All entries given below are to be returned word for word.
=-=-=
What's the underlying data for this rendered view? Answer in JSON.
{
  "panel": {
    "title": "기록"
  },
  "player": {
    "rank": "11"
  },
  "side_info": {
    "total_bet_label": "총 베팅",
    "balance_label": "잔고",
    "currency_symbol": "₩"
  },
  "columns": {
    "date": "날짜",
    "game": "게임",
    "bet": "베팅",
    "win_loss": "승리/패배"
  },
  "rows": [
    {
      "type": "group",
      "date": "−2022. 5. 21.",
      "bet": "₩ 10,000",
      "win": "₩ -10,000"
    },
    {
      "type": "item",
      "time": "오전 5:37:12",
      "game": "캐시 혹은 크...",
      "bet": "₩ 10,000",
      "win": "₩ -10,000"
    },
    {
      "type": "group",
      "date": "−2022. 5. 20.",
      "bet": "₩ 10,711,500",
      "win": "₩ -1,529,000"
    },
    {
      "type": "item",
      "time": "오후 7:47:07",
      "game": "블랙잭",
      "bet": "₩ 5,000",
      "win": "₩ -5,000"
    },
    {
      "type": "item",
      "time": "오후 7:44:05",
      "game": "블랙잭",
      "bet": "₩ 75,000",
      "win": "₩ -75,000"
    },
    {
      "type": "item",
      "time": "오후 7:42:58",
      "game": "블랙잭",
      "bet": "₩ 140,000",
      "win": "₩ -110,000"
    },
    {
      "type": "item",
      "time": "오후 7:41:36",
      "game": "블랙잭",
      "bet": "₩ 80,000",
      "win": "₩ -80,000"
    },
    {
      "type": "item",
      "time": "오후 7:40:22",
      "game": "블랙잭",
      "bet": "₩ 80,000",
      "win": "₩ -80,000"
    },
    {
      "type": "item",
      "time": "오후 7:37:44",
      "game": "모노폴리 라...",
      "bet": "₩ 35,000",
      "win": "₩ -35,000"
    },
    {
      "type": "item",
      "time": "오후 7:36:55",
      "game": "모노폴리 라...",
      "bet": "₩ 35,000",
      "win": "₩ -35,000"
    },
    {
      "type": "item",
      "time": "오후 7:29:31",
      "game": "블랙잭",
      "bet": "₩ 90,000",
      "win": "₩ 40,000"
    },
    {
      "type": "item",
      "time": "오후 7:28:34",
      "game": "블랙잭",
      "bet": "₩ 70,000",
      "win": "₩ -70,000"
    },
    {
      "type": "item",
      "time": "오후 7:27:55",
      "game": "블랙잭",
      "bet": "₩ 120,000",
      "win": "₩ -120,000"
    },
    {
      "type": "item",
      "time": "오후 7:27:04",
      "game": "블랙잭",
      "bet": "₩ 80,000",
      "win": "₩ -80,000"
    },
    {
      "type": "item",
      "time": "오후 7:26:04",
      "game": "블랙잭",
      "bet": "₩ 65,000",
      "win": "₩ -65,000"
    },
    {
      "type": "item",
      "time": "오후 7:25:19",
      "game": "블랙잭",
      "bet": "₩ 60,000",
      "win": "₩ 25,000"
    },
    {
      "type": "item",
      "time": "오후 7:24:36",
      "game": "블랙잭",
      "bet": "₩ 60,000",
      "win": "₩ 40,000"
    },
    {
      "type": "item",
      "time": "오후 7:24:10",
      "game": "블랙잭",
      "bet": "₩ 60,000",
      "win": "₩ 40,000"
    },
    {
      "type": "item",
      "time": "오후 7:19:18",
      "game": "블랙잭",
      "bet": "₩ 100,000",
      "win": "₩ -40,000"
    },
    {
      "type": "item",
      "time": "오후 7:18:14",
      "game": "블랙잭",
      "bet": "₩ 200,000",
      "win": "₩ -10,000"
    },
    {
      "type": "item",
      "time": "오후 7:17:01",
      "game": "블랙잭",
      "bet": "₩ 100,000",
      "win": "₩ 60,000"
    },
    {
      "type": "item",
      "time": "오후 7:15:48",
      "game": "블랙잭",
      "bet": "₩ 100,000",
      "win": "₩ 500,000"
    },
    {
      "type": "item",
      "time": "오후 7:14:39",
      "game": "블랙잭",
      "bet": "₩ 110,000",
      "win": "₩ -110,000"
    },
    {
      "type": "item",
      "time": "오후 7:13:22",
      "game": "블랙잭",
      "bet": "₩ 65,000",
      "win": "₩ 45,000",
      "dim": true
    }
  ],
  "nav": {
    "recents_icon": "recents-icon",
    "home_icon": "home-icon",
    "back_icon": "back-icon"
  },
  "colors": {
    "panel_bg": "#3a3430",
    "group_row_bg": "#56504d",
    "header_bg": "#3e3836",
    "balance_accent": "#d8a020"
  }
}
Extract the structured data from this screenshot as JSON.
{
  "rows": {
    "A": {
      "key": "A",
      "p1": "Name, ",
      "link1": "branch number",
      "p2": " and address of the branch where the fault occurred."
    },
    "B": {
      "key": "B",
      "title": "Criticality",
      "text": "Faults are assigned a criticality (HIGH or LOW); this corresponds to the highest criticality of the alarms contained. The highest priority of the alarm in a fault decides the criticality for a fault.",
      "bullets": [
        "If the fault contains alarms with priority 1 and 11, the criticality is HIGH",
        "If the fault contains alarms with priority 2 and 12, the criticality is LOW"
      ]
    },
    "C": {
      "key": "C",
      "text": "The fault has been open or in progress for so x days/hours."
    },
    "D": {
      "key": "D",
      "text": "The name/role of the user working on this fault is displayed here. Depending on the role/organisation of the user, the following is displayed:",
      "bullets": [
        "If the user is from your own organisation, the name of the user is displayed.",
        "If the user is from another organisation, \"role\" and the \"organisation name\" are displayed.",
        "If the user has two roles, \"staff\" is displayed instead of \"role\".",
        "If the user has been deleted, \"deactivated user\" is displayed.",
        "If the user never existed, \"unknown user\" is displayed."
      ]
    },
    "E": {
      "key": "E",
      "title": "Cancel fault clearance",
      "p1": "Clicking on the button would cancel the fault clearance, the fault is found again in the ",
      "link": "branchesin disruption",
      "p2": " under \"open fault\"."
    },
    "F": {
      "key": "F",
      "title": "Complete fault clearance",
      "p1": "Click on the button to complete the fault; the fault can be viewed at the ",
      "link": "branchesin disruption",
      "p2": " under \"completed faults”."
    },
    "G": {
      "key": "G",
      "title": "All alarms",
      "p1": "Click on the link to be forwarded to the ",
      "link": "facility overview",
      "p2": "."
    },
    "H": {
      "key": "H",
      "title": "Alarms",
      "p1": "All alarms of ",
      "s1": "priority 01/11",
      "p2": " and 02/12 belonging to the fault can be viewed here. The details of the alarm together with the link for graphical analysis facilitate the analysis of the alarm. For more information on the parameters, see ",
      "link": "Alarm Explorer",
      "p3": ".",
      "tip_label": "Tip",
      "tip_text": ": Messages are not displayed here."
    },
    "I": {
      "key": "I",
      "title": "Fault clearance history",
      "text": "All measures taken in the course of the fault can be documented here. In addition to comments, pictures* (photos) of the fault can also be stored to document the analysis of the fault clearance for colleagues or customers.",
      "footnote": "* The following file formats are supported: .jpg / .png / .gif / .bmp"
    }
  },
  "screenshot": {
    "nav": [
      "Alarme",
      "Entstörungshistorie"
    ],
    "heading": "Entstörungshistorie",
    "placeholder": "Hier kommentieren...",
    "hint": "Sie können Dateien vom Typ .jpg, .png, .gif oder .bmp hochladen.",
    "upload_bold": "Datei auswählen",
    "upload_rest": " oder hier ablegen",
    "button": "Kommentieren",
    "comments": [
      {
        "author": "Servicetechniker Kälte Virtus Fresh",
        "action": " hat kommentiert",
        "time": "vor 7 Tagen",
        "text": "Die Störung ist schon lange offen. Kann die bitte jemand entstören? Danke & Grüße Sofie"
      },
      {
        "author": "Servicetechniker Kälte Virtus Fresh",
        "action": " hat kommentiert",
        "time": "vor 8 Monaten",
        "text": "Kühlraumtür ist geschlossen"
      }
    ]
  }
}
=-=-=
* [Task result]:
What's the underlying data for this rendered view? Answer in JSON.
{
  "panel": {
    "title": "기록"
  },
  "player": {
    "rank": "11"
  },
  "side_info": {
    "total_bet_label": "총 베팅",
    "balance_label": "잔고",
    "currency_symbol": "₩"
  },
  "columns": {
    "date": "날짜",
    "game": "게임",
    "bet": "베팅",
    "win_loss": "승리/패배"
  },
  "rows": [
    {
      "type": "group",
      "date": "−2022. 5. 21.",
      "bet": "₩ 10,000",
      "win": "₩ -10,000"
    },
    {
      "type": "item",
      "time": "오전 5:37:12",
      "game": "캐시 혹은 크...",
      "bet": "₩ 10,000",
      "win": "₩ -10,000"
    },
    {
      "type": "group",
      "date": "−2022. 5. 20.",
      "bet": "₩ 10,711,500",
      "win": "₩ -1,529,000"
    },
    {
      "type": "item",
      "time": "오후 7:47:07",
      "game": "블랙잭",
      "bet": "₩ 5,000",
      "win": "₩ -5,000"
    },
    {
      "type": "item",
      "time": "오후 7:44:05",
      "game": "블랙잭",
      "bet": "₩ 75,000",
      "win": "₩ -75,000"
    },
    {
      "type": "item",
      "time": "오후 7:42:58",
      "game": "블랙잭",
      "bet": "₩ 140,000",
      "win": "₩ -110,000"
    },
    {
      "type": "item",
      "time": "오후 7:41:36",
      "game": "블랙잭",
      "bet": "₩ 80,000",
      "win": "₩ -80,000"
    },
    {
      "type": "item",
      "time": "오후 7:40:22",
      "game": "블랙잭",
      "bet": "₩ 80,000",
      "win": "₩ -80,000"
    },
    {
      "type": "item",
      "time": "오후 7:37:44",
      "game": "모노폴리 라...",
      "bet": "₩ 35,000",
      "win": "₩ -35,000"
    },
    {
      "type": "item",
      "time": "오후 7:36:55",
      "game": "모노폴리 라...",
      "bet": "₩ 35,000",
      "win": "₩ -35,000"
    },
    {
      "type": "item",
      "time": "오후 7:29:31",
      "game": "블랙잭",
      "bet": "₩ 90,000",
      "win": "₩ 40,000"
    },
    {
      "type": "item",
      "time": "오후 7:28:34",
      "game": "블랙잭",
      "bet": "₩ 70,000",
      "win": "₩ -70,000"
    },
    {
      "type": "item",
      "time": "오후 7:27:55",
      "game": "블랙잭",
      "bet": "₩ 120,000",
      "win": "₩ -120,000"
    },
    {
      "type": "item",
      "time": "오후 7:27:04",
      "game": "블랙잭",
      "bet": "₩ 80,000",
      "win": "₩ -80,000"
    },
    {
      "type": "item",
      "time": "오후 7:26:04",
      "game": "블랙잭",
      "bet": "₩ 65,000",
      "win": "₩ -65,000"
    },
    {
      "type": "item",
      "time": "오후 7:25:19",
      "game": "블랙잭",
      "bet": "₩ 60,000",
      "win": "₩ 25,000"
    },
    {
      "type": "item",
      "time": "오후 7:24:36",
      "game": "블랙잭",
      "bet": "₩ 60,000",
      "win": "₩ 40,000"
    },
    {
      "type": "item",
      "time": "오후 7:24:10",
      "game": "블랙잭",
      "bet": "₩ 60,000",
      "win": "₩ 40,000"
    },
    {
      "type": "item",
      "time": "오후 7:19:18",
      "game": "블랙잭",
      "bet": "₩ 100,000",
      "win": "₩ -40,000"
    },
    {
      "type": "item",
      "time": "오후 7:18:14",
      "game": "블랙잭",
      "bet": "₩ 200,000",
      "win": "₩ -10,000"
    },
    {
      "type": "item",
      "time": "오후 7:17:01",
      "game": "블랙잭",
      "bet": "₩ 100,000",
      "win": "₩ 60,000"
    },
    {
      "type": "item",
      "time": "오후 7:15:48",
      "game": "블랙잭",
      "bet": "₩ 100,000",
      "win": "₩ 500,000"
    },
    {
      "type": "item",
      "time": "오후 7:14:39",
      "game": "블랙잭",
      "bet": "₩ 110,000",
      "win": "₩ -110,000"
    },
    {
      "type": "item",
      "time": "오후 7:13:22",
      "game": "블랙잭",
      "bet": "₩ 65,000",
      "win": "₩ 45,000",
      "dim": true
    }
  ],
  "nav": {
    "recents_icon": "recents-icon",
    "home_icon": "home-icon",
    "back_icon": "back-icon"
  },
  "colors": {
    "panel_bg": "#3a3430",
    "group_row_bg": "#56504d",
    "header_bg": "#3e3836",
    "balance_accent": "#d8a020"
  }
}
Extract the structured data from this screenshot as JSON.
{
  "rows": {
    "A": {
      "key": "A",
      "p1": "Name, ",
      "link1": "branch number",
      "p2": " and address of the branch where the fault occurred."
    },
    "B": {
      "key": "B",
      "title": "Criticality",
      "text": "Faults are assigned a criticality (HIGH or LOW); this corresponds to the highest criticality of the alarms contained. The highest priority of the alarm in a fault decides the criticality for a fault.",
      "bullets": [
        "If the fault contains alarms with priority 1 and 11, the criticality is HIGH",
        "If the fault contains alarms with priority 2 and 12, the criticality is LOW"
      ]
    },
    "C": {
      "key": "C",
      "text": "The fault has been open or in progress for so x days/hours."
    },
    "D": {
      "key": "D",
      "text": "The name/role of the user working on this fault is displayed here. Depending on the role/organisation of the user, the following is displayed:",
      "bullets": [
        "If the user is from your own organisation, the name of the user is displayed.",
        "If the user is from another organisation, \"role\" and the \"organisation name\" are displayed.",
        "If the user has two roles, \"staff\" is displayed instead of \"role\".",
        "If the user has been deleted, \"deactivated user\" is displayed.",
        "If the user never existed, \"unknown user\" is displayed."
      ]
    },
    "E": {
      "key": "E",
      "title": "Cancel fault clearance",
      "p1": "Clicking on the button would cancel the fault clearance, the fault is found again in the ",
      "link": "branchesin disruption",
      "p2": " under \"open fault\"."
    },
    "F": {
      "key": "F",
      "title": "Complete fault clearance",
      "p1": "Click on the button to complete the fault; the fault can be viewed at the ",
      "link": "branchesin disruption",
      "p2": " under \"completed faults”."
    },
    "G": {
      "key": "G",
      "title": "All alarms",
      "p1": "Click on the link to be forwarded to the ",
      "link": "facility overview",
      "p2": "."
    },
    "H": {
      "key": "H",
      "title": "Alarms",
      "p1": "All alarms of ",
      "s1": "priority 01/11",
      "p2": " and 02/12 belonging to the fault can be viewed here. The details of the alarm together with the link for graphical analysis facilitate the analysis of the alarm. For more information on the parameters, see ",
      "link": "Alarm Explorer",
      "p3": ".",
      "tip_label": "Tip",
      "tip_text": ": Messages are not displayed here."
    },
    "I": {
      "key": "I",
      "title": "Fault clearance history",
      "text": "All measures taken in the course of the fault can be documented here. In addition to comments, pictures* (photos) of the fault can also be stored to document the analysis of the fault clearance for colleagues or customers.",
      "footnote": "* The following file formats are supported: .jpg / .png / .gif / .bmp"
    }
  },
  "screenshot": {
    "nav": [
      "Alarme",
      "Entstörungshistorie"
    ],
    "heading": "Entstörungshistorie",
    "placeholder": "Hier kommentieren...",
    "hint": "Sie können Dateien vom Typ .jpg, .png, .gif oder .bmp hochladen.",
    "upload_bold": "Datei auswählen",
    "upload_rest": " oder hier ablegen",
    "button": "Kommentieren",
    "comments": [
      {
        "author": "Servicetechniker Kälte Virtus Fresh",
        "action": " hat kommentiert",
        "time": "vor 7 Tagen",
        "text": "Die Störung ist schon lange offen. Kann die bitte jemand entstören? Danke & Grüße Sofie"
      },
      {
        "author": "Servicetechniker Kälte Virtus Fresh",
        "action": " hat kommentiert",
        "time": "vor 8 Monaten",
        "text": "Kühlraumtür ist geschlossen"
      }
    ]
  }
}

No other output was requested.